Whatever momentum the Rangers had, it was gone after 21 seconds. Stamkos exited the penalty area and walked towards the net, took a pass from Kucherov and shot the puck. Shesterkin grabbed her with his glove, but the disc bounced out and Stamkos’ leg hit the net. After revision, the target was discontinued.

Colorado only allowed 40 goals to 41 in Tampa, but Avalanche scores more often, leading all teams with 65 goals to 52 in Lightning’s.

They are led by Nathan McKinnon, Creative Center Rapid, and Defenseman Cal Makarwho was recently described by Wayne Gretzky as the best two-way player since Bobby Orr.

Colorado has won its two games against Tampa Bay this season, one goal at a time. But may be without Nazem Kadri and Andrew Cogliano, both of them injured their fingers. It is also unclear if goalkeeper Darcy Comber will start the first game.

Rangers will have all summer to treat their injuries and reflect on how they progress in two games against the Stanley Cup holders. Rangers coach Gerard Gallant said a grueling schedule – 20 playoffs in 40 days – has weakened his club.

The sting of the Stanley Cup race that ends very soon will continue.

“I’m empty,” said Rangers’ Mika Zibanijad, then paused for a long time. “I don’t want it to end.”

Cooper, the Lightning coach, can’t believe he’s not for his team.

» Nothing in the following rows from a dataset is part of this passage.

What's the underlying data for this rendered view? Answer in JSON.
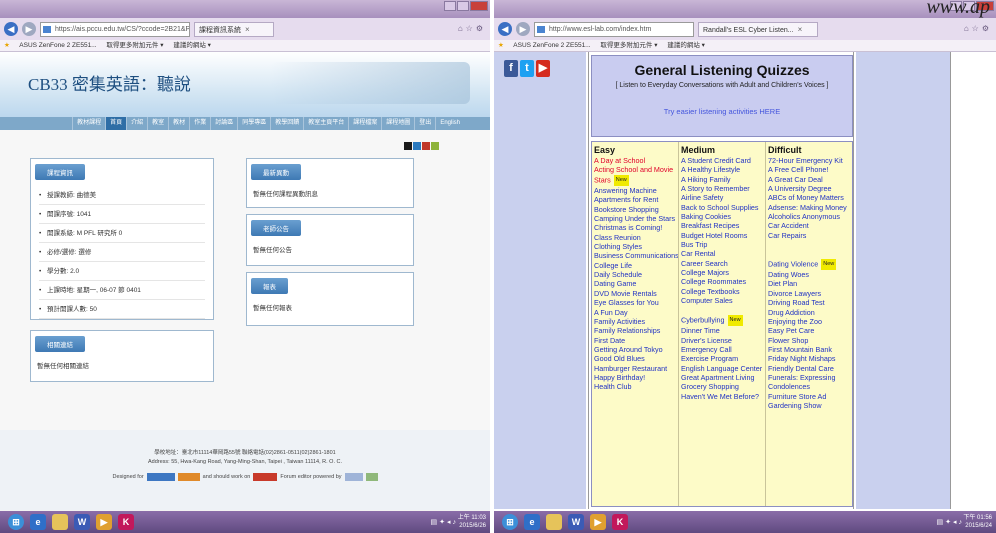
{
  "watermark": "www.ap",
  "left": {
    "browser": {
      "address": "https://ais.pccu.edu.tw/CS/?ccode=2B21&PH",
      "tab_title": "課程資訊系統",
      "favorites": [
        "ASUS ZenFone 2 ZE551...",
        "取得更多附加元件 ▾",
        "建議的網站 ▾"
      ]
    },
    "site_title": "CB33 密集英語：聽說",
    "nav": [
      "教材課程",
      "首頁",
      "介紹",
      "教室",
      "教材",
      "作業",
      "討論區",
      "同學專區",
      "教學回饋",
      "教室主頁平台",
      "課程檔案",
      "課程地圖",
      "登出",
      "English"
    ],
    "nav_active": 1,
    "swatch_colors": [
      "#1a1a1a",
      "#2a7ac0",
      "#c0392b",
      "#8db33a"
    ],
    "course_info": {
      "title": "課程資訊",
      "items": [
        "授課教師: 曲德美",
        "開課序號: 1041",
        "開課系級: M PFL 研究所 0",
        "必修/選修: 選修",
        "學分數: 2.0",
        "上課時地: 星期一, 06-07 節 0401",
        "預計開課人數: 50"
      ]
    },
    "related_links": {
      "title": "相關連結",
      "text": "暫無任何相關連結"
    },
    "latest_news": {
      "title": "最新異動",
      "text": "暫無任何課程異動訊息"
    },
    "teacher_notice": {
      "title": "老師公告",
      "text": "暫無任何公告"
    },
    "report": {
      "title": "報表",
      "text": "暫無任何報表"
    },
    "footer": {
      "line1": "學校地址：臺北市11114華岡路55號  聯絡電話(02)2861-0511(02)2861-1801",
      "line2": "Address: 55, Hwa-Kang Road, Yang-Ming-Shan, Taipei , Taiwan 11114, R. O. C.",
      "designed_for": "Designed for",
      "should_work": "and should work on",
      "forum_editor": "Forum editor powered by"
    },
    "clock": {
      "time": "上午 11:03",
      "date": "2015/6/26"
    }
  },
  "right": {
    "browser": {
      "address": "http://www.esl-lab.com/index.htm",
      "tab_title": "Randall's ESL Cyber Listen...",
      "favorites": [
        "ASUS ZenFone 2 ZE551...",
        "取得更多附加元件 ▾",
        "建議的網站 ▾"
      ]
    },
    "social": [
      "f",
      "t",
      "▶"
    ],
    "heading": "General Listening Quizzes",
    "subheading": "[ Listen to Everyday Conversations with Adult and Children's Voices ]",
    "easier_link": "Try easier listening activities HERE",
    "new_label": "New",
    "columns": [
      {
        "title": "Easy",
        "items": [
          {
            "t": "A Day at School",
            "red": true
          },
          {
            "t": "Acting School and Movie",
            "red": true
          },
          {
            "t": "Stars",
            "red": true,
            "new": true
          },
          {
            "t": "Answering Machine"
          },
          {
            "t": "Apartments for Rent"
          },
          {
            "t": "Bookstore Shopping"
          },
          {
            "t": "Camping Under the Stars"
          },
          {
            "t": "Christmas is Coming!"
          },
          {
            "t": "Class Reunion"
          },
          {
            "t": "Clothing Styles"
          },
          {
            "t": "Business Communications"
          },
          {
            "t": "College Life"
          },
          {
            "t": "Daily Schedule"
          },
          {
            "t": "Dating Game"
          },
          {
            "t": "DVD Movie Rentals"
          },
          {
            "t": "Eye Glasses for You"
          },
          {
            "t": "A Fun Day"
          },
          {
            "t": "Family Activities"
          },
          {
            "t": "Family Relationships"
          },
          {
            "t": "First Date"
          },
          {
            "t": "Getting Around Tokyo"
          },
          {
            "t": "Good Old Blues"
          },
          {
            "t": "Hamburger Restaurant"
          },
          {
            "t": "Happy Birthday!"
          },
          {
            "t": "Health Club"
          }
        ]
      },
      {
        "title": "Medium",
        "items": [
          {
            "t": "A Student Credit Card"
          },
          {
            "t": "A Healthy Lifestyle"
          },
          {
            "t": "A Hiking Family"
          },
          {
            "t": "A Story to Remember"
          },
          {
            "t": "Airline Safety"
          },
          {
            "t": "Back to School Supplies"
          },
          {
            "t": "Baking Cookies"
          },
          {
            "t": "Breakfast Recipes"
          },
          {
            "t": "Budget Hotel Rooms"
          },
          {
            "t": "Bus Trip"
          },
          {
            "t": "Car Rental"
          },
          {
            "t": "Career Search"
          },
          {
            "t": "College Majors"
          },
          {
            "t": "College Roommates"
          },
          {
            "t": "College Textbooks"
          },
          {
            "t": "Computer Sales"
          },
          {
            "t": ""
          },
          {
            "t": "Cyberbullying",
            "new": true
          },
          {
            "t": "Dinner Time"
          },
          {
            "t": "Driver's License"
          },
          {
            "t": "Emergency Call"
          },
          {
            "t": "Exercise Program"
          },
          {
            "t": "English Language Center"
          },
          {
            "t": "Great Apartment Living"
          },
          {
            "t": "Grocery Shopping"
          },
          {
            "t": "Haven't We Met Before?"
          }
        ]
      },
      {
        "title": "Difficult",
        "items": [
          {
            "t": "72-Hour Emergency Kit"
          },
          {
            "t": "A Free Cell Phone!"
          },
          {
            "t": "A Great Car Deal"
          },
          {
            "t": "A University Degree"
          },
          {
            "t": "ABCs of Money Matters"
          },
          {
            "t": "Adsense: Making Money"
          },
          {
            "t": "Alcoholics Anonymous"
          },
          {
            "t": "Car Accident"
          },
          {
            "t": "Car Repairs"
          },
          {
            "t": ""
          },
          {
            "t": ""
          },
          {
            "t": "Dating Violence",
            "new": true
          },
          {
            "t": "Dating Woes"
          },
          {
            "t": "Diet Plan"
          },
          {
            "t": "Divorce Lawyers"
          },
          {
            "t": "Driving Road Test"
          },
          {
            "t": "Drug Addiction"
          },
          {
            "t": "Enjoying the Zoo"
          },
          {
            "t": "Easy Pet Care"
          },
          {
            "t": "Flower Shop"
          },
          {
            "t": "First Mountain Bank"
          },
          {
            "t": "Friday Night Mishaps"
          },
          {
            "t": "Friendly Dental Care"
          },
          {
            "t": "Funerals: Expressing"
          },
          {
            "t": "Condolences"
          },
          {
            "t": "Furniture Store Ad"
          },
          {
            "t": "Gardening Show"
          }
        ]
      }
    ],
    "clock": {
      "time": "下午 01:56",
      "date": "2015/6/24"
    }
  }
}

“When you grow up in Canada, you always dream of putting your name in the Stanley Cup,” he said. “And getting there the first time, it was a dream come true. Getting there again the following year was a dream, like there was no way to go back. Going for the third time is unimaginable.”